(Data records)
━━━━━━━━
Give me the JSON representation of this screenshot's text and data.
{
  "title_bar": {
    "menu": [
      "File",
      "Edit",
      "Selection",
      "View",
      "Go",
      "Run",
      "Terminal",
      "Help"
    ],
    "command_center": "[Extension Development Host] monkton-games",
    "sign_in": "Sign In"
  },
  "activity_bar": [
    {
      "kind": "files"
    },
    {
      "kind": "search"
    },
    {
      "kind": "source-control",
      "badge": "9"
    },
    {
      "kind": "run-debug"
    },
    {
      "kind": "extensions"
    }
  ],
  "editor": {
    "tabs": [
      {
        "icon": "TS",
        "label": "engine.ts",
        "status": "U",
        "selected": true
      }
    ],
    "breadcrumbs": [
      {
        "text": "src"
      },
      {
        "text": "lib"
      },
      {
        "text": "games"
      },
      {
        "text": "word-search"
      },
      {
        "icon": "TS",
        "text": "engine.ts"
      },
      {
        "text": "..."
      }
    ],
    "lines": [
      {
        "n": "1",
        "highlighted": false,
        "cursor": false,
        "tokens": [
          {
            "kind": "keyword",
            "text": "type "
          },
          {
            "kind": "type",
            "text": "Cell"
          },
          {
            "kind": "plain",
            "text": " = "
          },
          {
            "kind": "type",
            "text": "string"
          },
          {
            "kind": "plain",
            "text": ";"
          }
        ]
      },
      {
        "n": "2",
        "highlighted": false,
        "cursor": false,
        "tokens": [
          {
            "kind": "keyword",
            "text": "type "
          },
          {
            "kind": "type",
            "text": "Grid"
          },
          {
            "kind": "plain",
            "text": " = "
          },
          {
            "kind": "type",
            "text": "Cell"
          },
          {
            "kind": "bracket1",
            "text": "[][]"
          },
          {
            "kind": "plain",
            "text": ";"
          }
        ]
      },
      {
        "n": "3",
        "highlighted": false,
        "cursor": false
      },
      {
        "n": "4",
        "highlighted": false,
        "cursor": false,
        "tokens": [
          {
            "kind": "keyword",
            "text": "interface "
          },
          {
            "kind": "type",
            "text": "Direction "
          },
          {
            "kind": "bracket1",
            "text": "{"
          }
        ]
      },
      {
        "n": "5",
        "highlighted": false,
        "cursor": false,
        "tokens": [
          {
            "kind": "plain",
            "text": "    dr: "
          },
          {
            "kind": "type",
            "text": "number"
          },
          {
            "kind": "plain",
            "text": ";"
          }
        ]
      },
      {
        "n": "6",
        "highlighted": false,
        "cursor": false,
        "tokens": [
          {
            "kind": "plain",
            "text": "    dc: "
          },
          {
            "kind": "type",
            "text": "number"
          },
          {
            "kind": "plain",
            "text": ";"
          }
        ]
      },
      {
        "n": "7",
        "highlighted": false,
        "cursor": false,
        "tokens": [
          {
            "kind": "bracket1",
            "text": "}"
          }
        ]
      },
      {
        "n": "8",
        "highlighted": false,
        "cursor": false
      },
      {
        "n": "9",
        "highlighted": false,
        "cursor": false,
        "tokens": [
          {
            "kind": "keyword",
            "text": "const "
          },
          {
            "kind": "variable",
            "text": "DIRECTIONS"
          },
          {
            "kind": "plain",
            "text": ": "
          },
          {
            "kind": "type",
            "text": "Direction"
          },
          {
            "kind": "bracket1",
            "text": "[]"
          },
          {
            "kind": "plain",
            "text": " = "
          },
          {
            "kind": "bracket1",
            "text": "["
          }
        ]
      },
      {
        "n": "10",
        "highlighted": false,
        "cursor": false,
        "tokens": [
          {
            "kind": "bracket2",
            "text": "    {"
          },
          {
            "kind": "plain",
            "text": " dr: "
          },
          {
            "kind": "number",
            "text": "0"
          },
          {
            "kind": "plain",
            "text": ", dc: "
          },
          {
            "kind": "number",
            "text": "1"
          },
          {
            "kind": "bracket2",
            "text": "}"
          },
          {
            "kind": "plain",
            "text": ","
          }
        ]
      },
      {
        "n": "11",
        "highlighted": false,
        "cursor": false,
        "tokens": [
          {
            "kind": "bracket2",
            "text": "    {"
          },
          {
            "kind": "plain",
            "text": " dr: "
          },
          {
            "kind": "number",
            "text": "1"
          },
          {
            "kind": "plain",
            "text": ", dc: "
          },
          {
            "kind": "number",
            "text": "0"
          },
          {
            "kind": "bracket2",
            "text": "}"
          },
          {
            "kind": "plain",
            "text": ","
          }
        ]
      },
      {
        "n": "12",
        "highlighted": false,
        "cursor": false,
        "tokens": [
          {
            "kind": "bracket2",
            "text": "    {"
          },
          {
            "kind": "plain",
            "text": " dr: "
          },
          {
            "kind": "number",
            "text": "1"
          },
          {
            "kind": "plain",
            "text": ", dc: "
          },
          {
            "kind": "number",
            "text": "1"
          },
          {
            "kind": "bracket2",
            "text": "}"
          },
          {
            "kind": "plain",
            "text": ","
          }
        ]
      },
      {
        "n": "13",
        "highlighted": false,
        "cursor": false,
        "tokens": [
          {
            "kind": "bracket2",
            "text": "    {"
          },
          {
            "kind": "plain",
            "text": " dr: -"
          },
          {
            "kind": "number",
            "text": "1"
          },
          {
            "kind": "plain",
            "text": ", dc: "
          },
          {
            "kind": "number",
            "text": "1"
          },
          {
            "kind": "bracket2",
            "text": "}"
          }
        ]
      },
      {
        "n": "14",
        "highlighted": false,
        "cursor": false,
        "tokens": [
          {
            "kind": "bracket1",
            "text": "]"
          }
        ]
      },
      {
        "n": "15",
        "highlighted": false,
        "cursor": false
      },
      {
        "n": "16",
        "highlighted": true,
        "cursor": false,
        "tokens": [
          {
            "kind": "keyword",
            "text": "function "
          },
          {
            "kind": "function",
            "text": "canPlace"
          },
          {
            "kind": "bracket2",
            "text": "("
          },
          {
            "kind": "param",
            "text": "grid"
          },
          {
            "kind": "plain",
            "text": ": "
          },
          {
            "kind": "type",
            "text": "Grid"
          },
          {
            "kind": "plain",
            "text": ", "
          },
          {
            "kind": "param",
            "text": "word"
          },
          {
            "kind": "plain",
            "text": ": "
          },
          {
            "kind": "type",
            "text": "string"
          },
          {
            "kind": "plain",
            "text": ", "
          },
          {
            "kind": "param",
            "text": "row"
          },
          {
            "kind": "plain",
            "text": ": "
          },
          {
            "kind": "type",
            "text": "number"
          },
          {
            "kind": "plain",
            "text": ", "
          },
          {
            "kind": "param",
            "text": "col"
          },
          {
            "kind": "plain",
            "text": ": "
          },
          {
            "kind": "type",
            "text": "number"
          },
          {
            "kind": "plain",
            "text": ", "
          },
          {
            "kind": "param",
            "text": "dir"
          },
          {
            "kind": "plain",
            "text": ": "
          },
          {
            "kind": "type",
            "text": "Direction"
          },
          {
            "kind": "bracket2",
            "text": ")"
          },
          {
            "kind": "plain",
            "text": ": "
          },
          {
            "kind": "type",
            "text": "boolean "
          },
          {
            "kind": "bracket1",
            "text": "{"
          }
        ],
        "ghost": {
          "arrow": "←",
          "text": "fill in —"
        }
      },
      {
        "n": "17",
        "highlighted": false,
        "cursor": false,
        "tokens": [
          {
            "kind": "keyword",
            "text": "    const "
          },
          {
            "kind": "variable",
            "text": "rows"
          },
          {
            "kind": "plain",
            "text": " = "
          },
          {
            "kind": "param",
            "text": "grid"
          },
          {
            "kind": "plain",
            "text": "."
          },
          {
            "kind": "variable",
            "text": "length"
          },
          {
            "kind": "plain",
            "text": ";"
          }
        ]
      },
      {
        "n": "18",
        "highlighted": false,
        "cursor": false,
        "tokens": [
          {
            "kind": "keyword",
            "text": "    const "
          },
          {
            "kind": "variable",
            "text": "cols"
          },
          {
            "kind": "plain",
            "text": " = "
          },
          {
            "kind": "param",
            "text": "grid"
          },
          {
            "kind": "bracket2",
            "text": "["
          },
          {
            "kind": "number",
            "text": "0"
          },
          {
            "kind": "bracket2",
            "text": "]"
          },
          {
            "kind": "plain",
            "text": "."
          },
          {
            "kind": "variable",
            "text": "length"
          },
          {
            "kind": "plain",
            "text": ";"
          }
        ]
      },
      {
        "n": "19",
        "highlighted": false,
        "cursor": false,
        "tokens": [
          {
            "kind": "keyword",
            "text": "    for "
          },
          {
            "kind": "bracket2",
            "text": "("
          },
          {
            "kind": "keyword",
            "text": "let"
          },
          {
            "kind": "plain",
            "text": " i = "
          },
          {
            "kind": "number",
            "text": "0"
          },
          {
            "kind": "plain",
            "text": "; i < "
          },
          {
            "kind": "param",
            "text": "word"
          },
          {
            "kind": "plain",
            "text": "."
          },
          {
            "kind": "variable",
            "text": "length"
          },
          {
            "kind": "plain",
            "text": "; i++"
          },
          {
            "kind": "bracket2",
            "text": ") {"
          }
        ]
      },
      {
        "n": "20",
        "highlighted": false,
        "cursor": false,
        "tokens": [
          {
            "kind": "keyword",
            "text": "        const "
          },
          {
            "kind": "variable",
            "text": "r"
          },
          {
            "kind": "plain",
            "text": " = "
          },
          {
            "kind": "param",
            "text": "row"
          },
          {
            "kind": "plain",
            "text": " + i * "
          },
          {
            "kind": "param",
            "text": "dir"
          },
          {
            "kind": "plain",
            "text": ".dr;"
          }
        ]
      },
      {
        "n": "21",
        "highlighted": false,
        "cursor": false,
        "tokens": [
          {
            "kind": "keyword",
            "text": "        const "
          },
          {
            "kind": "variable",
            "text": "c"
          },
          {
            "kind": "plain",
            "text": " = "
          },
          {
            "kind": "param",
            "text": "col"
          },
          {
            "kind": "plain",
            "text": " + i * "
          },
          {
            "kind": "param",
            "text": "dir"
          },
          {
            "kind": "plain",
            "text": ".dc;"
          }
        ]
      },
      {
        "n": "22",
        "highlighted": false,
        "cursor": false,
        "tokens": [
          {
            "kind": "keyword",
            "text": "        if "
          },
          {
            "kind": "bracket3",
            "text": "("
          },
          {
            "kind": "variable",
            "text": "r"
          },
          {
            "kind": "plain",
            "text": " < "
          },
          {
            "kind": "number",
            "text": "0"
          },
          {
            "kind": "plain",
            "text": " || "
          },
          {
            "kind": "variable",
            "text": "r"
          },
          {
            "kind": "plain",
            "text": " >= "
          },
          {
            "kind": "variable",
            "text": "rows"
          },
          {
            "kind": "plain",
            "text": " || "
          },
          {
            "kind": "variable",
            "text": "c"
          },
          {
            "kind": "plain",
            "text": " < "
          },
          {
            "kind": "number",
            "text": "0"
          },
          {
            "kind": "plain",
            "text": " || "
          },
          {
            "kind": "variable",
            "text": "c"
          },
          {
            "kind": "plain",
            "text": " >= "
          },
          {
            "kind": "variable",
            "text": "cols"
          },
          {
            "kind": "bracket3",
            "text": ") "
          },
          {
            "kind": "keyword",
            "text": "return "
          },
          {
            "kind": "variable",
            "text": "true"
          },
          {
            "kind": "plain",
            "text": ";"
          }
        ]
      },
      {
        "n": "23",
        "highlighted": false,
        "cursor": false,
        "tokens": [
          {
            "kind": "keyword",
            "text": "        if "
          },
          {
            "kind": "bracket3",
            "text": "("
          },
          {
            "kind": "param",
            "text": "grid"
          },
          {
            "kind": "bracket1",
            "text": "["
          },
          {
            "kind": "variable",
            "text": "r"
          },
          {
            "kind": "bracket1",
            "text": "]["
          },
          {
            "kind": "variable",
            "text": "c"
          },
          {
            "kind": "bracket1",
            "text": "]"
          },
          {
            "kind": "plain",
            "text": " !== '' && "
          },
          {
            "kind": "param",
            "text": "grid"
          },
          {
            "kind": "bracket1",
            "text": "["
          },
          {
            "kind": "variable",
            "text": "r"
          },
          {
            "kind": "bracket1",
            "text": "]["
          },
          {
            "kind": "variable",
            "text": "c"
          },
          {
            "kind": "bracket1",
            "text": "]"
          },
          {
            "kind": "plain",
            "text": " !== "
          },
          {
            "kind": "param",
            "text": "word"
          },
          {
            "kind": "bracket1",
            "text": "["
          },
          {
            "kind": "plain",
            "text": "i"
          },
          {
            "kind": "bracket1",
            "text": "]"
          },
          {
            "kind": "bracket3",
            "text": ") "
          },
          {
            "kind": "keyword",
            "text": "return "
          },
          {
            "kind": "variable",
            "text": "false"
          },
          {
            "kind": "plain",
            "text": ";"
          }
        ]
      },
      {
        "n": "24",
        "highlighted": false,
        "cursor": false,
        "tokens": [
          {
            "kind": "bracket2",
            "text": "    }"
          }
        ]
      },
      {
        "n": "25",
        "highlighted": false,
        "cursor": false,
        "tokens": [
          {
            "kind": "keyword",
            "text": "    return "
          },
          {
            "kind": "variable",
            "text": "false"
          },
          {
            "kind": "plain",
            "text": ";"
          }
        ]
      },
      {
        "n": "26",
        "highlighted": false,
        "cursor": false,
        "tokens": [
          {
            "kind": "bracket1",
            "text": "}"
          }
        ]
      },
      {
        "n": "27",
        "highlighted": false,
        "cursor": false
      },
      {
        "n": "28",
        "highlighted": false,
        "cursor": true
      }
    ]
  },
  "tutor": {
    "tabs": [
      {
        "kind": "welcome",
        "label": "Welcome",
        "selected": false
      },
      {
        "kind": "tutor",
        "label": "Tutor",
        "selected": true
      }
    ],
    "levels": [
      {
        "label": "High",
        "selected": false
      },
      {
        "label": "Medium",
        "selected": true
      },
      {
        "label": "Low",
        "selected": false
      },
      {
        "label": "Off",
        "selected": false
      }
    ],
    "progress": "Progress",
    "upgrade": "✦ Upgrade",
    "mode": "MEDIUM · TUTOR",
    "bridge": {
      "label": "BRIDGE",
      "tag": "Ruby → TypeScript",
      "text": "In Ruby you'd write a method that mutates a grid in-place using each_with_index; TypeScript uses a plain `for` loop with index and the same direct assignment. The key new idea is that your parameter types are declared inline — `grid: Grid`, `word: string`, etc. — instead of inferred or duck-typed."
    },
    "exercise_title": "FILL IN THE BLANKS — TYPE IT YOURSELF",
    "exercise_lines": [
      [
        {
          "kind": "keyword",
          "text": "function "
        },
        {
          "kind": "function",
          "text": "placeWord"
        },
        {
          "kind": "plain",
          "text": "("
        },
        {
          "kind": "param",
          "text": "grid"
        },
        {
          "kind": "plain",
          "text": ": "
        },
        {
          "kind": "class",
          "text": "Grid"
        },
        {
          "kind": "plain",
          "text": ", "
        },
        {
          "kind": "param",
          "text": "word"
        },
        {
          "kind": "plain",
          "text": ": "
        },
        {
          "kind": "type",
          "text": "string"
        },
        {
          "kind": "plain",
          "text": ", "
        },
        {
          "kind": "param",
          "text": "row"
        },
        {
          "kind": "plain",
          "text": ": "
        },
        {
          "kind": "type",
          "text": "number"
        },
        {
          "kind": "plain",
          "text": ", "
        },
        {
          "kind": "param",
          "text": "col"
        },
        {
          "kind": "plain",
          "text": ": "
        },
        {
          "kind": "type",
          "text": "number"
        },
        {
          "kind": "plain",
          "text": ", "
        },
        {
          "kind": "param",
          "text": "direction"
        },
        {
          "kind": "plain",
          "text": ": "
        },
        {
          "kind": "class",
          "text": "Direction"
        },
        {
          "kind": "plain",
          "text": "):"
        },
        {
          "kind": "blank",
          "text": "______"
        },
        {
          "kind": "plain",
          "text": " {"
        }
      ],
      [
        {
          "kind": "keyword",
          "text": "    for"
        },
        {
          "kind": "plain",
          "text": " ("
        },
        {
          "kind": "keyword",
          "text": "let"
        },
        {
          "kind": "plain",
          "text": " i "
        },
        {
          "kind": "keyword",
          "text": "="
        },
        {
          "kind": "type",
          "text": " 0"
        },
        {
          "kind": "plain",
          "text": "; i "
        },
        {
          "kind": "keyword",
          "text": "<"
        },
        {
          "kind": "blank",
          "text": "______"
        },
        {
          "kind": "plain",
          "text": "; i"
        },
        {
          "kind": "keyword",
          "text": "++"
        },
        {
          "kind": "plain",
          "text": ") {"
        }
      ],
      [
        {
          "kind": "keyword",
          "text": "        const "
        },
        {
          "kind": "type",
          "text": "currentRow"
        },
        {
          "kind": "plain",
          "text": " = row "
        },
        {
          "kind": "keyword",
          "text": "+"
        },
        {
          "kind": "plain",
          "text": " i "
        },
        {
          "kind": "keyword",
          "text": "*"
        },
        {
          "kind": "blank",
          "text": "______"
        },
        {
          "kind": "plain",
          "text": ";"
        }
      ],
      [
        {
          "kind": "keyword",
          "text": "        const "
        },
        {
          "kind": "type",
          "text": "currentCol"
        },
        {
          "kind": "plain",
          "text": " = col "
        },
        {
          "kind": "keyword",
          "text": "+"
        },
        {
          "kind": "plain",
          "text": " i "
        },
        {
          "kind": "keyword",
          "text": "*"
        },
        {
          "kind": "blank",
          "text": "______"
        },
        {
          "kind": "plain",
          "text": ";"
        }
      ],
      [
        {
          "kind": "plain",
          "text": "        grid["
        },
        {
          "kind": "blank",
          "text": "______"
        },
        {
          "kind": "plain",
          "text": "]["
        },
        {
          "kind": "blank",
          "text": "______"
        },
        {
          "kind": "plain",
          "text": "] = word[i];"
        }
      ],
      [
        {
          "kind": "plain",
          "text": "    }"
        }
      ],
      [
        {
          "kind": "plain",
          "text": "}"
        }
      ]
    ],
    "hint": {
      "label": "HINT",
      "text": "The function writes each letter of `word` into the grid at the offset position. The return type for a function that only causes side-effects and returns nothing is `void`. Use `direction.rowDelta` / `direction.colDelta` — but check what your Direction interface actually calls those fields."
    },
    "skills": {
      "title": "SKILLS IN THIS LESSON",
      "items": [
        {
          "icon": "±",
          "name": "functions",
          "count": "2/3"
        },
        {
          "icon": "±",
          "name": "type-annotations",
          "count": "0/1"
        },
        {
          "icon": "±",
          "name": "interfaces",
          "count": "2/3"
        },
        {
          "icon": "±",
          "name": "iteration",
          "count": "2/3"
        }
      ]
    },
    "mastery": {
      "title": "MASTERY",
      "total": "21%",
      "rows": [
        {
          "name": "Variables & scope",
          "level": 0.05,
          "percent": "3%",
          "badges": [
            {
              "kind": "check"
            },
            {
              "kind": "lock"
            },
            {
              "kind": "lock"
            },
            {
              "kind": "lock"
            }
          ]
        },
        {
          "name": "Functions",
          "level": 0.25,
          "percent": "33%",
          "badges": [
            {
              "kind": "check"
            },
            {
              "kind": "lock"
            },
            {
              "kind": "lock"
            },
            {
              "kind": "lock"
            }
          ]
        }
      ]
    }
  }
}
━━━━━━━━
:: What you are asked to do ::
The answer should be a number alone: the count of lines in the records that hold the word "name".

:: Solution ::
6